Work request: Please repeat the listing in its entirety, without any alteration.
*** Opening of Records for this task ***
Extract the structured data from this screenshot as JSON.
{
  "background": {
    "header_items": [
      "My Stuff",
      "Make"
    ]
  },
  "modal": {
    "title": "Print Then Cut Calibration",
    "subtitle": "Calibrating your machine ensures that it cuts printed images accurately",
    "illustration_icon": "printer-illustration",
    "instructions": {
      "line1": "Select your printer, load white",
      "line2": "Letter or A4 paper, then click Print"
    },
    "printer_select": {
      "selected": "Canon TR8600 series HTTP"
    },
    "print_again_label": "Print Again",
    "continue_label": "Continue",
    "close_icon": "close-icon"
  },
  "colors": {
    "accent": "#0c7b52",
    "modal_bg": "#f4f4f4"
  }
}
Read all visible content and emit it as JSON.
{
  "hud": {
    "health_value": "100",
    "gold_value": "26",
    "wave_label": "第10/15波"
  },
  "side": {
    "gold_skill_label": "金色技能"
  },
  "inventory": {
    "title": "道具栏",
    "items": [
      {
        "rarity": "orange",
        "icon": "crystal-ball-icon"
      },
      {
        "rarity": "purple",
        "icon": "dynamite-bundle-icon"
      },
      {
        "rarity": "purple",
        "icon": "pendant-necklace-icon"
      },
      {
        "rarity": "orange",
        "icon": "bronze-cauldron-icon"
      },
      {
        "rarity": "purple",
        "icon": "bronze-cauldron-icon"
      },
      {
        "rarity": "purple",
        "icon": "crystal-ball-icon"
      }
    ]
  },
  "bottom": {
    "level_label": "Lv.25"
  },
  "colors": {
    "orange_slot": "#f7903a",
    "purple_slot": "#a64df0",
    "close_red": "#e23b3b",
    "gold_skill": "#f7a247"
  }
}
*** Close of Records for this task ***
Exercise output:
Extract the structured data from this screenshot as JSON.
{
  "background": {
    "header_items": [
      "My Stuff",
      "Make"
    ]
  },
  "modal": {
    "title": "Print Then Cut Calibration",
    "subtitle": "Calibrating your machine ensures that it cuts printed images accurately",
    "illustration_icon": "printer-illustration",
    "instructions": {
      "line1": "Select your printer, load white",
      "line2": "Letter or A4 paper, then click Print"
    },
    "printer_select": {
      "selected": "Canon TR8600 series HTTP"
    },
    "print_again_label": "Print Again",
    "continue_label": "Continue",
    "close_icon": "close-icon"
  },
  "colors": {
    "accent": "#0c7b52",
    "modal_bg": "#f4f4f4"
  }
}
Read all visible content and emit it as JSON.
{
  "hud": {
    "health_value": "100",
    "gold_value": "26",
    "wave_label": "第10/15波"
  },
  "side": {
    "gold_skill_label": "金色技能"
  },
  "inventory": {
    "title": "道具栏",
    "items": [
      {
        "rarity": "orange",
        "icon": "crystal-ball-icon"
      },
      {
        "rarity": "purple",
        "icon": "dynamite-bundle-icon"
      },
      {
        "rarity": "purple",
        "icon": "pendant-necklace-icon"
      },
      {
        "rarity": "orange",
        "icon": "bronze-cauldron-icon"
      },
      {
        "rarity": "purple",
        "icon": "bronze-cauldron-icon"
      },
      {
        "rarity": "purple",
        "icon": "crystal-ball-icon"
      }
    ]
  },
  "bottom": {
    "level_label": "Lv.25"
  },
  "colors": {
    "orange_slot": "#f7903a",
    "purple_slot": "#a64df0",
    "close_red": "#e23b3b",
    "gold_skill": "#f7a247"
  }
}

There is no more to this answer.